Due to the critical role of Aminoacyl-tRNA synthetases in determining the quality of the raw materials in the ribosome, any disruption in their activity is likely to lead to the synthesis of harmful proteins. Indeed, mutations of these enzymes are involved in many human illnesses, in particular those related to the nervous system such as amyotrophic lateral sclerosis (ALS) and Charcot-Marie-Tooth (CMT). Hence, this research may lead to a better understanding of illnesses and to the development of new ways to treat them.

The research is funded by the Israel Science Foundation (ISF), the US-Israel Binational Science Foundation (BSF) and the Russell Berrie Nanotechnology Institute (RBNI) at the Technion.

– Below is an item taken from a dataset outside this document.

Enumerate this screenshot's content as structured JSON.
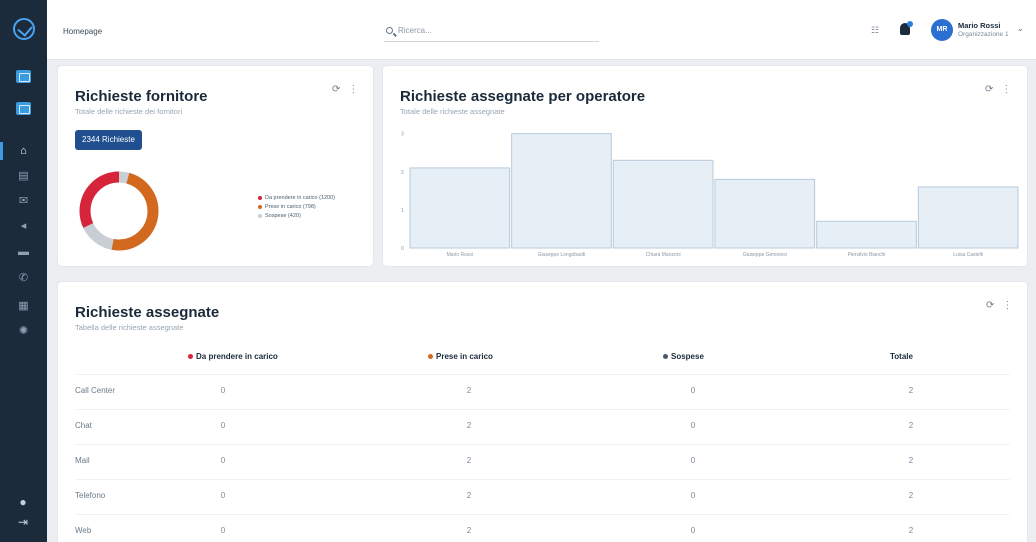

Prof. Yoav Arava

Prof. Yoav Arava completed his bachelor’s degree in the Faculty of Agriculture in Rehovot, his master’s and doctorate in the Faculty of Biochemistry at the Weizmann Institute of Science and his post-doctorate in the Department of Biochemistry at Stanford University. He has been the recipient of many awards, including the Yanai Prize for Excellence in Academic Education (2012) and the Mani Award for Excellence in Teaching (2009). Prof. Arava’s laboratory focuses on proteins that bind to RNA molecules and on the biochemical and molecular attributes of their functioning. “We use two main experimental systems: yeast cells (used for the research described here) and nerve cells,” he said. “By generating genetic changes in these systems we attempt to understand the communication between proteins and RNA and its contribution to the physiology of the cell. The current paper is a classic example of the work in our laboratory: we identified a link between proteins and particular RNA molecules, and by generating genetic changes in the protein or the RNA we were able to expose a new physiological function and its underlying mechanism.”

For the article in PLOS Biology click here